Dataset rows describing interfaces
--

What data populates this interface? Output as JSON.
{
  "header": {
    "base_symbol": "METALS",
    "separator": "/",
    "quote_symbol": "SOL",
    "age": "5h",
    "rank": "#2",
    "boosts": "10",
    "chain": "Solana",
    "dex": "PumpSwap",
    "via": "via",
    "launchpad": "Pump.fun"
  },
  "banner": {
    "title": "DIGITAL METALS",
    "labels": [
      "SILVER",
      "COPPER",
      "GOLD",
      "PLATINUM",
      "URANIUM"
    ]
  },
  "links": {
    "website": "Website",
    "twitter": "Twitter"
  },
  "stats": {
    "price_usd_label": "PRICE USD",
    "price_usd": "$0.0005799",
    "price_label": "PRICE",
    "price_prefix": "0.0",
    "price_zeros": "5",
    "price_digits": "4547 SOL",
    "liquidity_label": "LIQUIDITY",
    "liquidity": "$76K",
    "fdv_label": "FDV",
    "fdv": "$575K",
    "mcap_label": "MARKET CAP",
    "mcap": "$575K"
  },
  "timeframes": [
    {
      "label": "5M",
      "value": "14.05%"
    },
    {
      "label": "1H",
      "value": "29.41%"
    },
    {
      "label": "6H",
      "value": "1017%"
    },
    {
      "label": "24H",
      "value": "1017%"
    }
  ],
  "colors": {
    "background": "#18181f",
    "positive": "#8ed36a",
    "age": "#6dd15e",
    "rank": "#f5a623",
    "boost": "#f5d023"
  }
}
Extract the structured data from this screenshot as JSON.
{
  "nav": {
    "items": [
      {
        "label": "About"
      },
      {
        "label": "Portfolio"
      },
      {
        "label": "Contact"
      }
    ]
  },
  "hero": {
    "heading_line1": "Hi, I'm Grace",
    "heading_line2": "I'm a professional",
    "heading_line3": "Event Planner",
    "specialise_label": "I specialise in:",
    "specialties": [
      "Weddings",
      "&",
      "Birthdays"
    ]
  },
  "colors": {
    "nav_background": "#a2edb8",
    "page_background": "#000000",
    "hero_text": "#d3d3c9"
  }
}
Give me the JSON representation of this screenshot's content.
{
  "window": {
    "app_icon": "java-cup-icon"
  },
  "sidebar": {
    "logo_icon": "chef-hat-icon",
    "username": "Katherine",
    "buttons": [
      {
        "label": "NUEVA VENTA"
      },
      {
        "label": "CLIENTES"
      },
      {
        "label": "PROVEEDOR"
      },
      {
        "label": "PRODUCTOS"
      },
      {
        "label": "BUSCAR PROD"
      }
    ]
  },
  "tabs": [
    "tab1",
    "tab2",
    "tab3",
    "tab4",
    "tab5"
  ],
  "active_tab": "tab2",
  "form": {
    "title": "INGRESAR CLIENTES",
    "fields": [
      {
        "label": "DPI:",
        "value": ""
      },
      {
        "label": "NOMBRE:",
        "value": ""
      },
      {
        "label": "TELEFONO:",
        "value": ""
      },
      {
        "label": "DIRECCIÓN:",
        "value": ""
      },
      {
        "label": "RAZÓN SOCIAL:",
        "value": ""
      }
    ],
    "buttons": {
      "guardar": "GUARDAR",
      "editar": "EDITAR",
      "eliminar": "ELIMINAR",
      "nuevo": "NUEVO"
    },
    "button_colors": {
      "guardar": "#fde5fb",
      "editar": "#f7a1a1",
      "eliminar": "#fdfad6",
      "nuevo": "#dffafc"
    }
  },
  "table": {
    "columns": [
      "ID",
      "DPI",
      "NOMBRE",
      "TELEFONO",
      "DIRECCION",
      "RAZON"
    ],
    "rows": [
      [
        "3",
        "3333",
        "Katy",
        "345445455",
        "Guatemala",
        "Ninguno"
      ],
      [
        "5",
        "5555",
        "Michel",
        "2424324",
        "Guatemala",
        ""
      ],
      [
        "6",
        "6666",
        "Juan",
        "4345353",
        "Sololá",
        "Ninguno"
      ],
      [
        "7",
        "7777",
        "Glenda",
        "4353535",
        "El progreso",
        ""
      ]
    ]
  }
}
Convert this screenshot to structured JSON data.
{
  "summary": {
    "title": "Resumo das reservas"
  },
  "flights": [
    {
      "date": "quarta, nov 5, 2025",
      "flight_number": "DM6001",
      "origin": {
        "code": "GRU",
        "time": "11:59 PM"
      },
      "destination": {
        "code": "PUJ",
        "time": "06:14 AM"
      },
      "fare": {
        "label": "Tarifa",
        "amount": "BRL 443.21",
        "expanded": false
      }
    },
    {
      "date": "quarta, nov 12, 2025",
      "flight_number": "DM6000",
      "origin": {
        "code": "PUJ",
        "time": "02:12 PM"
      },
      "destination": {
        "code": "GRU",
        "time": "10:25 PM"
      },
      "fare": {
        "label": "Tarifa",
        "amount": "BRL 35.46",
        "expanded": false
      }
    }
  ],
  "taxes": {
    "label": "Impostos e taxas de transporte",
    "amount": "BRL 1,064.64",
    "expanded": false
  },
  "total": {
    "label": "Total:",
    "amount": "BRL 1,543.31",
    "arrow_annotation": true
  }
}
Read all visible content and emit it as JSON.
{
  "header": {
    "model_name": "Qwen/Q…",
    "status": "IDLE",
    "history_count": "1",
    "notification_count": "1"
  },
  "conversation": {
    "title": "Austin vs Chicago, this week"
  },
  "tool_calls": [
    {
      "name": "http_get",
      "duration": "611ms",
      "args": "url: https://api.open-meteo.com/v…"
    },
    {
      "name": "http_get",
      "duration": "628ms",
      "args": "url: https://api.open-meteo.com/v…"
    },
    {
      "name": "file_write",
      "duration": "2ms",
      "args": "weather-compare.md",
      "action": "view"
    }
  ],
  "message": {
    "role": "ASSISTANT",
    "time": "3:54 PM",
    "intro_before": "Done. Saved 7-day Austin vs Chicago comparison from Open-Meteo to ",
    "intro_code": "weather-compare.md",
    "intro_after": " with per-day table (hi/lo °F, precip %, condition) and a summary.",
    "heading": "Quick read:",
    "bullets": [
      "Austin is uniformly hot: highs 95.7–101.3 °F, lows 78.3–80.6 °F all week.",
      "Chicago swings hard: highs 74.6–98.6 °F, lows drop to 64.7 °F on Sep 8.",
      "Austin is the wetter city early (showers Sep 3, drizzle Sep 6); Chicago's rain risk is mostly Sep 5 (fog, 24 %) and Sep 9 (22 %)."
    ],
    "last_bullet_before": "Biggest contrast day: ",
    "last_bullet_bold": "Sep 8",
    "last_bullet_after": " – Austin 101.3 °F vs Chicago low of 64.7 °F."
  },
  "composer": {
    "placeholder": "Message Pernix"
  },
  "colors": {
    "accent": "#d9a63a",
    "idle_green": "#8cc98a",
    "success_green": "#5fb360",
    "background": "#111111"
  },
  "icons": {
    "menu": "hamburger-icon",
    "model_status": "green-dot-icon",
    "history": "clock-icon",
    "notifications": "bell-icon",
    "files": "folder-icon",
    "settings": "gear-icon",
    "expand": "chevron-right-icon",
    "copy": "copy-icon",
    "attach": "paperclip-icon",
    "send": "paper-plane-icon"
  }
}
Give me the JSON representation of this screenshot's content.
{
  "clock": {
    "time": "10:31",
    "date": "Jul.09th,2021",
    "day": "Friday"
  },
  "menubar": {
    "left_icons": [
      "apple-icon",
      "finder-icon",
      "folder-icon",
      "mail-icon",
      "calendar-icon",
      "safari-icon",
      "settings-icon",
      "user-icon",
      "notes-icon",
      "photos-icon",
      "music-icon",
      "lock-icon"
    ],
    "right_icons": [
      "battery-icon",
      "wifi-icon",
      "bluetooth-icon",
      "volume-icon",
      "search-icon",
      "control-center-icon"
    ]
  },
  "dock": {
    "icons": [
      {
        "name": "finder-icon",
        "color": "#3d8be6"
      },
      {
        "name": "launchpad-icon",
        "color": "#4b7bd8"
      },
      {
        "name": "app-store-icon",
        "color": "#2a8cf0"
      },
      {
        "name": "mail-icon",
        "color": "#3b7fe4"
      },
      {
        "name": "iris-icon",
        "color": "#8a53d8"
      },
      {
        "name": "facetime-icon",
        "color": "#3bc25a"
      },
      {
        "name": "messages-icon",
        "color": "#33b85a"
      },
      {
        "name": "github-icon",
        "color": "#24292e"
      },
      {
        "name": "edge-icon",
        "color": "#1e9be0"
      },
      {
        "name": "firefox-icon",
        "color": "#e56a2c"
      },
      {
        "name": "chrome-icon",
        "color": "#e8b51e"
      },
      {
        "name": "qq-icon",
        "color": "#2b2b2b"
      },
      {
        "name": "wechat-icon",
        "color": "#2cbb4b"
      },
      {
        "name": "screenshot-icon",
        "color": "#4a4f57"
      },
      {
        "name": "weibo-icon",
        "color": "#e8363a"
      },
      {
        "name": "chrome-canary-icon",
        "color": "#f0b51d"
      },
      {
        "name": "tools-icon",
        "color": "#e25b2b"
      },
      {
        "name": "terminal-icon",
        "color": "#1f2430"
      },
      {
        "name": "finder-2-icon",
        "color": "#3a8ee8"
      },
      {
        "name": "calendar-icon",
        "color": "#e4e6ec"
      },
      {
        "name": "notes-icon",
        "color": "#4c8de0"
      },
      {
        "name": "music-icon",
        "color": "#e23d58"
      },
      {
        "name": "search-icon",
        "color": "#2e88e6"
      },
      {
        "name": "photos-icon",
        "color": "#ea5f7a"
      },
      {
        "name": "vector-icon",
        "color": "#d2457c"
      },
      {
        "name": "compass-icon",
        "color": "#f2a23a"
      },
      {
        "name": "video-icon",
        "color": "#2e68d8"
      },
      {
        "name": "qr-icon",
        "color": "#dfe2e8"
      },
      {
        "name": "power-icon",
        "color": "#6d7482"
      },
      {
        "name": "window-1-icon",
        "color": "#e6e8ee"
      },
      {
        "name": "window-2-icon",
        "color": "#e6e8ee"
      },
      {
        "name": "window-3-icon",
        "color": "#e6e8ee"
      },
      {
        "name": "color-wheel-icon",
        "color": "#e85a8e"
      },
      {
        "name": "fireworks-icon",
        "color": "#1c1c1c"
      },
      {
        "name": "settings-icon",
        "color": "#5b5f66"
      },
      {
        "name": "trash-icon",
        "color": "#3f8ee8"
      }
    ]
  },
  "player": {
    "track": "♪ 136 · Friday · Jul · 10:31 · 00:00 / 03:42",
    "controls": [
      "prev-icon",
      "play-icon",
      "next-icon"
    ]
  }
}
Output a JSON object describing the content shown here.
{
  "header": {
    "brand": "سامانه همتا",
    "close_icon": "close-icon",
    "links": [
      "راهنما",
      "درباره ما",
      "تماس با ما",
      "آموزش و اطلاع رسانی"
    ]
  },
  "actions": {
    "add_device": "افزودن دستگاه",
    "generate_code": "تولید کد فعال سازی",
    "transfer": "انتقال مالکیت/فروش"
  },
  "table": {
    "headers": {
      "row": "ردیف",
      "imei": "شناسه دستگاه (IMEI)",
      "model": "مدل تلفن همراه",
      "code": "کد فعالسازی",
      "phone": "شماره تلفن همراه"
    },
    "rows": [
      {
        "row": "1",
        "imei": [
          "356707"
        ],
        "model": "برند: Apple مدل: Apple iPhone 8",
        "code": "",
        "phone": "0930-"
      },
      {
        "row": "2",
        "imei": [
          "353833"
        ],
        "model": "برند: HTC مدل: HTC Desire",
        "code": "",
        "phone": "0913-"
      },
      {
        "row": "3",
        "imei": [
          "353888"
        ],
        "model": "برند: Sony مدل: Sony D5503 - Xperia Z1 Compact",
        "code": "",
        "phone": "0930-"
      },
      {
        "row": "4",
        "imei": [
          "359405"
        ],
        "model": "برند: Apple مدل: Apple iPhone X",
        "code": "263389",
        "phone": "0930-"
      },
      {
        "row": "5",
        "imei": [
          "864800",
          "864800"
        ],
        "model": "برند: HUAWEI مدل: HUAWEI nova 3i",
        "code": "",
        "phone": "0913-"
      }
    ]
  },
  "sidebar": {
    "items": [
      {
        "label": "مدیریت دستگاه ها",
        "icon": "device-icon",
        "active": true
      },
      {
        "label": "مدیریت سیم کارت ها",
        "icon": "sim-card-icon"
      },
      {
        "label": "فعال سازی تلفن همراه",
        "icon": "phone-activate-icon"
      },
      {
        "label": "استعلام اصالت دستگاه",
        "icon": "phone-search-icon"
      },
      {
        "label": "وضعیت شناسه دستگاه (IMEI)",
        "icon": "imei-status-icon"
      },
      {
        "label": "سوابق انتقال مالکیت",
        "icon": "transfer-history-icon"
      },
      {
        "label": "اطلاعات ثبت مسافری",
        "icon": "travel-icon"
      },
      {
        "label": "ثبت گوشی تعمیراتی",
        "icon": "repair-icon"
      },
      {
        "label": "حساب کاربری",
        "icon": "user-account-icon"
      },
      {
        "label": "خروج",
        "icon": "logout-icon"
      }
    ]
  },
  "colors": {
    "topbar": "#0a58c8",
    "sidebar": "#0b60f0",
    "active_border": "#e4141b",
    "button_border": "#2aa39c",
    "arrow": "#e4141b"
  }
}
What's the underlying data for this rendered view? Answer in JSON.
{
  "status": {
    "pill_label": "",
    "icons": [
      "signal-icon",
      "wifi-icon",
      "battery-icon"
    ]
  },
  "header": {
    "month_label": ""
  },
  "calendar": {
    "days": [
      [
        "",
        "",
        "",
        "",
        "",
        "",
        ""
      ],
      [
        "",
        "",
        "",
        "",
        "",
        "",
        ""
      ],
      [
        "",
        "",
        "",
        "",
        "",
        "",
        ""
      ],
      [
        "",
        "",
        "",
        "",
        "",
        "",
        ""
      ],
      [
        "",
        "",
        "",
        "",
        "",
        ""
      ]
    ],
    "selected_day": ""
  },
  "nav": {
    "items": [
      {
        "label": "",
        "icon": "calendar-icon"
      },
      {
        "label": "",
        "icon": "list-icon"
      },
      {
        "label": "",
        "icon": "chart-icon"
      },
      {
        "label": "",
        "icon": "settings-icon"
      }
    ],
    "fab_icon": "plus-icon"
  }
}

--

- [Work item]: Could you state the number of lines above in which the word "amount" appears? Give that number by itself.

- [Finished task]: 4